Naeemah Clark, author of Diversity in U.S. and Media and Associate Communications professor at Elon University understood their point. “That organization is well within its rights to complain, to ask FOX to reshoot” she said, “but if the show makes money for FOX, which Seth MacFarlane makes a great deal of money for FOX, they’re not going to change the program.” CNN reached out to FOX for comment on this story but did not receive a reply.
Controversial content has become synonymous with McFarlane. His hugely successful series Family Guy isn’t afraid to offend. In fact, race has been a common topic of the series’ jokes. But is it racist? Is it making fun of racism? Is it both?
Either way, Family Guy has been going strong, attracting loyal viewers since 1999.
“If it were just racism for racism’s sake, that would stop,” said Clark. "You know, people would say we’ve had enough of that. But if you look at a program like All in the Family or The Jeffersons or other programs that really challenge the conventions of race and gender, those shows make people question what’s going on in society, and honestly, that’s what Seth MacFarlane is trying to do.”
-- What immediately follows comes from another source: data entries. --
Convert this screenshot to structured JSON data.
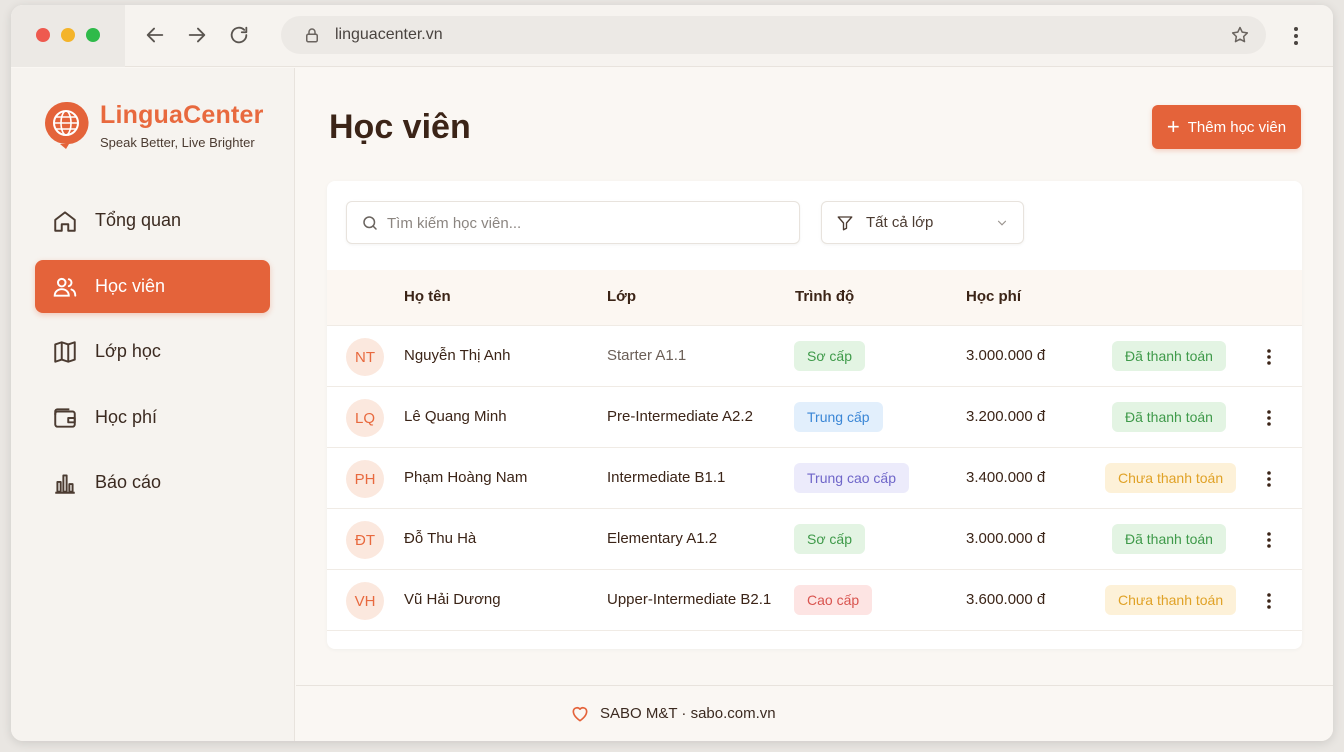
{
  "browser": {
    "url": "linguacenter.vn"
  },
  "brand": {
    "name": "LinguaCenter",
    "tagline": "Speak Better, Live Brighter",
    "accent_color": "#e4633a"
  },
  "sidebar": {
    "items": [
      {
        "label": "Tổng quan",
        "icon": "home-icon",
        "active": false
      },
      {
        "label": "Học viên",
        "icon": "users-icon",
        "active": true
      },
      {
        "label": "Lớp học",
        "icon": "book-icon",
        "active": false
      },
      {
        "label": "Học phí",
        "icon": "wallet-icon",
        "active": false
      },
      {
        "label": "Báo cáo",
        "icon": "bar-chart-icon",
        "active": false
      }
    ]
  },
  "main": {
    "title": "Học viên",
    "add_button_label": "Thêm học viên",
    "search_placeholder": "Tìm kiếm học viên...",
    "filter_label": "Tất cả lớp",
    "columns": [
      "Họ tên",
      "Lớp",
      "Trình độ",
      "Học phí"
    ],
    "rows": [
      {
        "initials": "NT",
        "name": "Nguyễn Thị Anh",
        "class": "Starter A1.1",
        "level": "Sơ cấp",
        "level_tone": "green",
        "fee": "3.000.000 đ",
        "status": "Đã thanh toán",
        "status_tone": "green"
      },
      {
        "initials": "LQ",
        "name": "Lê Quang Minh",
        "class": "Pre-Intermediate A2.2",
        "level": "Trung cấp",
        "level_tone": "blue",
        "fee": "3.200.000 đ",
        "status": "Đã thanh toán",
        "status_tone": "green"
      },
      {
        "initials": "PH",
        "name": "Phạm Hoàng Nam",
        "class": "Intermediate B1.1",
        "level": "Trung cao cấp",
        "level_tone": "purple",
        "fee": "3.400.000 đ",
        "status": "Chưa thanh toán",
        "status_tone": "yellow"
      },
      {
        "initials": "ĐT",
        "name": "Đỗ Thu Hà",
        "class": "Elementary A1.2",
        "level": "Sơ cấp",
        "level_tone": "green",
        "fee": "3.000.000 đ",
        "status": "Đã thanh toán",
        "status_tone": "green"
      },
      {
        "initials": "VH",
        "name": "Vũ Hải Dương",
        "class": "Upper-Intermediate B2.1",
        "level": "Cao cấp",
        "level_tone": "red",
        "fee": "3.600.000 đ",
        "status": "Chưa thanh toán",
        "status_tone": "yellow"
      }
    ]
  },
  "footer": {
    "text": "SABO M&T · sabo.com.vn",
    "icon": "heart-icon"
  },
  "tones": {
    "green": {
      "bg": "#e3f4e3",
      "fg": "#3f9a4a"
    },
    "blue": {
      "bg": "#e2effc",
      "fg": "#3a86d6"
    },
    "purple": {
      "bg": "#ecebfb",
      "fg": "#6f66c9"
    },
    "red": {
      "bg": "#fde4e3",
      "fg": "#d9544f"
    },
    "yellow": {
      "bg": "#fdf1d8",
      "fg": "#e0a227"
    }
  }
}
MacFarlane expanded his repertoire of risky productions last year with his first feature film, Ted. The film told the story of a cuddly, stuffed bear with, you guessed it, an offensive side. The child’s toy purchased prostitutes, did drugs and made lewd gestures towards women.
Whether this uncouth comedy comes from a teddy bear, a cartoon or a multi-camera sitcom, the question remains: how far is too far for audiences?
MacFarlane seemed to find out just how far he could go in front of his largest audience of all, this year’s Academy Awards where he appeared as host.
The comedian was criticized for his bits about Jews and women, many feminists and others objected to his “we saw your boobs” song, during which he singled out actresses in the audience who had done nude scenes.
He ignored the fact that some of the aforementioned nude scenes were used to depict rape.
Despite the offense taken by some of his audience, MacFarlane’s television ratings for the Oscars showed nothing but success. More than 40 million viewers tuned in and the comedian’s presence on stage attracted 20% more young viewers than the previous Oscar telecast according to Nielsen ratings.
So as is often said in Hollywood, it’s called show business, and if the business model works, the resulting outrage is just free publicity.